What’s also interesting about Jeff’s obsession with everything external to him — namely, the idea of traveling the world and his interest in what’s going on outside his rear window — is how it affects his relationship with Lisa. As was discussed, their visions do not really match up and he finds himself disinterested. However, at one point in the film, when Lisa goes to Thorwald’s vacant apartment to investigate, Jeff suddenly becomes more passionate and scared for her. Of course, with Thorwald returning, we would assume that the perilous situation in which that places Lisa would spark some emotion and fright in Jeff, but nevertheless, his passion for Lisa increases when she becomes part of the external story he is consuming.
There is a lot more to Rear Window than what we see on the surface, and that is what helps make it such a big-name classic. These are some of the things I took away from the film, but I’d love to see what anyone else has to say about it (hint hint…leave a comment), because I think it’s almost impossible to have a completely exhaustive discussion about it.
Loaded with thought-provoking themes and motifs and innovative film-making styles, Rear Window is a treat for any fan of cinema. The presence of James Stewart, Alfred Hitchcock’s smooth direction, and an interesting surface plot (that, even without hard-hitting intensity, holds up pretty well for a 58-year-old movie) only add to the effectiveness of this film. I can’t believe it took me this long to see it, but I’m glad I finally did. If you haven’t seen it, A) you’ve probably decided against reading this post after seeing the spoiler warning, so what I’m about to say might be irrelevant, and B) I highly recommend it.

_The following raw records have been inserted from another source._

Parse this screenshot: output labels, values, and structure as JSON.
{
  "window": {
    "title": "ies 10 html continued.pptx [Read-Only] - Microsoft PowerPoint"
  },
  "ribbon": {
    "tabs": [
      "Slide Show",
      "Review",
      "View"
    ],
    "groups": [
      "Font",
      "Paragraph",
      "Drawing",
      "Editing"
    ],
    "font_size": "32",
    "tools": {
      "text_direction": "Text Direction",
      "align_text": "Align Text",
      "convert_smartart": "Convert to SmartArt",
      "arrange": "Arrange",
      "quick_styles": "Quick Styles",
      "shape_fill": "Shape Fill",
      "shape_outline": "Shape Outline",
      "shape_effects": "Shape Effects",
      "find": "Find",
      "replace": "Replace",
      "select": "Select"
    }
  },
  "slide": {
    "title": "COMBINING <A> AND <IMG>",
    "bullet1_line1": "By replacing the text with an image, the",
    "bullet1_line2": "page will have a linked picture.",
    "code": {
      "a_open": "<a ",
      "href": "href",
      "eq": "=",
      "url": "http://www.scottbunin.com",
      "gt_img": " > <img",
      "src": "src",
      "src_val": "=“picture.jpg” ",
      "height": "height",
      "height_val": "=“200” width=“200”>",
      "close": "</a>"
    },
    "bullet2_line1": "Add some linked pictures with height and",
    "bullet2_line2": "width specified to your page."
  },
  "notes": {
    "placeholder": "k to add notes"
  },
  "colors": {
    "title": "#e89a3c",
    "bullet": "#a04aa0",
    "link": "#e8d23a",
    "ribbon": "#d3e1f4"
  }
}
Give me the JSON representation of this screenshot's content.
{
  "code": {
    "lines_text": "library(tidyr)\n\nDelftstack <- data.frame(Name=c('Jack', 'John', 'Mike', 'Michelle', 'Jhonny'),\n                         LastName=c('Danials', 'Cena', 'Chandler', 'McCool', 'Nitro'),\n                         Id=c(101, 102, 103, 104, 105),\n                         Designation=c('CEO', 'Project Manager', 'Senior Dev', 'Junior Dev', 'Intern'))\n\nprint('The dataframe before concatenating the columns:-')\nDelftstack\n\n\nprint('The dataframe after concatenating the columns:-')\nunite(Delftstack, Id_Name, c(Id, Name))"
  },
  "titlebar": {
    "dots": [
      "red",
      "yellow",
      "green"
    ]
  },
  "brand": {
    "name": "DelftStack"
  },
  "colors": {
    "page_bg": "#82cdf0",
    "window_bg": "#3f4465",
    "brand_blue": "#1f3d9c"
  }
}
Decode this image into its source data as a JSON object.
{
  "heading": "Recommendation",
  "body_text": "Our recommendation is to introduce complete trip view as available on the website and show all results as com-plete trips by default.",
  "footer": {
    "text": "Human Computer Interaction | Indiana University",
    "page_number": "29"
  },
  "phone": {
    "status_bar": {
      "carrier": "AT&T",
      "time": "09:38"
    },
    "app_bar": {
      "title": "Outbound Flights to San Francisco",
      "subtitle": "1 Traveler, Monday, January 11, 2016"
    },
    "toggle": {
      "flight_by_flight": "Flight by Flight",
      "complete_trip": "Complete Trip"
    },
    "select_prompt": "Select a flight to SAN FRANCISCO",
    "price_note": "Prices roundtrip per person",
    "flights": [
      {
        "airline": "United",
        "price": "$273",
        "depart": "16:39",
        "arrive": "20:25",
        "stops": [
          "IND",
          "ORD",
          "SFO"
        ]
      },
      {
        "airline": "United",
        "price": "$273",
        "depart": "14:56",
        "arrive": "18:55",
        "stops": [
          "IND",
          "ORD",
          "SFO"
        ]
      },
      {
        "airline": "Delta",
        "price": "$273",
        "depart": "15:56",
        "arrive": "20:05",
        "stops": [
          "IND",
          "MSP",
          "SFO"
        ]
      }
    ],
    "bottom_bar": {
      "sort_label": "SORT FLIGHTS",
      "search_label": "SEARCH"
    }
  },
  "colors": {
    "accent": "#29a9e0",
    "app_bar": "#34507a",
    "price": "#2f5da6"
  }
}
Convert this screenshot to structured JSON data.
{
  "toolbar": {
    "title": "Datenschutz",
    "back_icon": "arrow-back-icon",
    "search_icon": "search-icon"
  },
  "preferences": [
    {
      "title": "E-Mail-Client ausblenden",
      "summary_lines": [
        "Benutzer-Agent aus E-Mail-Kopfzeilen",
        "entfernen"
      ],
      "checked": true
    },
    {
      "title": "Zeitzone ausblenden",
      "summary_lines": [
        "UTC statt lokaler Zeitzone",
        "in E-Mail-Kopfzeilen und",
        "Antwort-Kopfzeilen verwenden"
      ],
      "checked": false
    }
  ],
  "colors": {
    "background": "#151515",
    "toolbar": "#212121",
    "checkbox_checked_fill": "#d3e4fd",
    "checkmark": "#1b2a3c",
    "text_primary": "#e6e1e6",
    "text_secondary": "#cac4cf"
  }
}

Tommy D’s Score:
3.75/4 Tommy Ds
Posted on February 7, 2012, in General Movie Discussion, Reviews and tagged David Lynch, movies, Rear Window, Alfred Hitchcock, James Stewart, Grace Kelly, Wendell Corey, Thelma Ritter, Raymond Burr, It's A Wonderful Life. Bookmark the permalink. 3 Comments.